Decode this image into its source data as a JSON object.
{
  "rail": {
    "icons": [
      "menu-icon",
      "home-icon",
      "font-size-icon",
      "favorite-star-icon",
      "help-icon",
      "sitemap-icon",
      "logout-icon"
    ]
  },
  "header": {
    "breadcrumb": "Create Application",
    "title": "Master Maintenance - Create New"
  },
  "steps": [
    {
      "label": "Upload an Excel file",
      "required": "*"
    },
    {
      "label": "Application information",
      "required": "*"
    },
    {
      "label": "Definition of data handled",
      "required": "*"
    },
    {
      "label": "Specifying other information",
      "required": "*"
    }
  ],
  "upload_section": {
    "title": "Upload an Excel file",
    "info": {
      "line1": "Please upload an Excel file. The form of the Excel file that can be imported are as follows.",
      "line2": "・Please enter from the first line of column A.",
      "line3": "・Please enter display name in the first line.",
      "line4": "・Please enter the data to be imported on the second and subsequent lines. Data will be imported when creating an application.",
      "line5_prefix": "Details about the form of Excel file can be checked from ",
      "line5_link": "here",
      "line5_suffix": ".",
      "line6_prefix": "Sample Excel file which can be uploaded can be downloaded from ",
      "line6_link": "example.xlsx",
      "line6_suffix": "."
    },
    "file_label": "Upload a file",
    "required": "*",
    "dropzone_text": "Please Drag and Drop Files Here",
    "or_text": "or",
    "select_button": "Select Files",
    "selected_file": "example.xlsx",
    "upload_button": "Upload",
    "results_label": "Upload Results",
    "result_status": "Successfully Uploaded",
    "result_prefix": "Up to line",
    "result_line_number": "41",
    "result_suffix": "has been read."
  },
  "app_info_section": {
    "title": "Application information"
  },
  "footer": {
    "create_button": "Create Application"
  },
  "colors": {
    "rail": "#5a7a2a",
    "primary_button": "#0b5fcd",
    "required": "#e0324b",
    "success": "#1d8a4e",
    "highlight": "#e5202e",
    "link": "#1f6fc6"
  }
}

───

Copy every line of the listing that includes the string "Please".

#### ANSWER FOR THIS EXERCISE:
      "line1": "Please upload an Excel file. The form of the Excel file that can be imported are as follows.",
      "line2": "・Please enter from the first line of column A.",
      "line3": "・Please enter display name in the first line.",
      "line4": "・Please enter the data to be imported on the second and subsequent lines. Data will be imported when creating an application.",
    "dropzone_text": "Please Drag and Drop Files Here",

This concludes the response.